What to work on
Give the listing again in full, exactly as written.
______________________________
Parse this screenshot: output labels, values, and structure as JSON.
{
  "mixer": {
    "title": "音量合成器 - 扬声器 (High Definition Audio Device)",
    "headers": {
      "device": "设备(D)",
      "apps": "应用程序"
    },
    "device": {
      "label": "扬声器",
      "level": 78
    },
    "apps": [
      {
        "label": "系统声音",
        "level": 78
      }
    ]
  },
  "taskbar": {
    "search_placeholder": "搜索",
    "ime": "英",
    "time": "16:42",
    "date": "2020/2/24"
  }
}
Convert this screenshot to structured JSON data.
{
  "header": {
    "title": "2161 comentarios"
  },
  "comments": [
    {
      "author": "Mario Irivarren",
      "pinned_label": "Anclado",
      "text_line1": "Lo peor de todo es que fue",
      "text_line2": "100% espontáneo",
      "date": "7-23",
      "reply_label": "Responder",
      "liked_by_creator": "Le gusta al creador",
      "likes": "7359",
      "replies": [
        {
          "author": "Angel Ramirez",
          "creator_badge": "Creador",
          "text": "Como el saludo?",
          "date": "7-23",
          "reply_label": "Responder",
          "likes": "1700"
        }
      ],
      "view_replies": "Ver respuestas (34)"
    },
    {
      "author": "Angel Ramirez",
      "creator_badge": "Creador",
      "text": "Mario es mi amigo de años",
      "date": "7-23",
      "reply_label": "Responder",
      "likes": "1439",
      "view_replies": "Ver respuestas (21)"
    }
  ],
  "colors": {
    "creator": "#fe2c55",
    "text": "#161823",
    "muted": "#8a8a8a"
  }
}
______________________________
Written solution
Parse this screenshot: output labels, values, and structure as JSON.
{
  "mixer": {
    "title": "音量合成器 - 扬声器 (High Definition Audio Device)",
    "headers": {
      "device": "设备(D)",
      "apps": "应用程序"
    },
    "device": {
      "label": "扬声器",
      "level": 78
    },
    "apps": [
      {
        "label": "系统声音",
        "level": 78
      }
    ]
  },
  "taskbar": {
    "search_placeholder": "搜索",
    "ime": "英",
    "time": "16:42",
    "date": "2020/2/24"
  }
}
Convert this screenshot to structured JSON data.
{
  "header": {
    "title": "2161 comentarios"
  },
  "comments": [
    {
      "author": "Mario Irivarren",
      "pinned_label": "Anclado",
      "text_line1": "Lo peor de todo es que fue",
      "text_line2": "100% espontáneo",
      "date": "7-23",
      "reply_label": "Responder",
      "liked_by_creator": "Le gusta al creador",
      "likes": "7359",
      "replies": [
        {
          "author": "Angel Ramirez",
          "creator_badge": "Creador",
          "text": "Como el saludo?",
          "date": "7-23",
          "reply_label": "Responder",
          "likes": "1700"
        }
      ],
      "view_replies": "Ver respuestas (34)"
    },
    {
      "author": "Angel Ramirez",
      "creator_badge": "Creador",
      "text": "Mario es mi amigo de años",
      "date": "7-23",
      "reply_label": "Responder",
      "likes": "1439",
      "view_replies": "Ver respuestas (21)"
    }
  ],
  "colors": {
    "creator": "#fe2c55",
    "text": "#161823",
    "muted": "#8a8a8a"
  }
}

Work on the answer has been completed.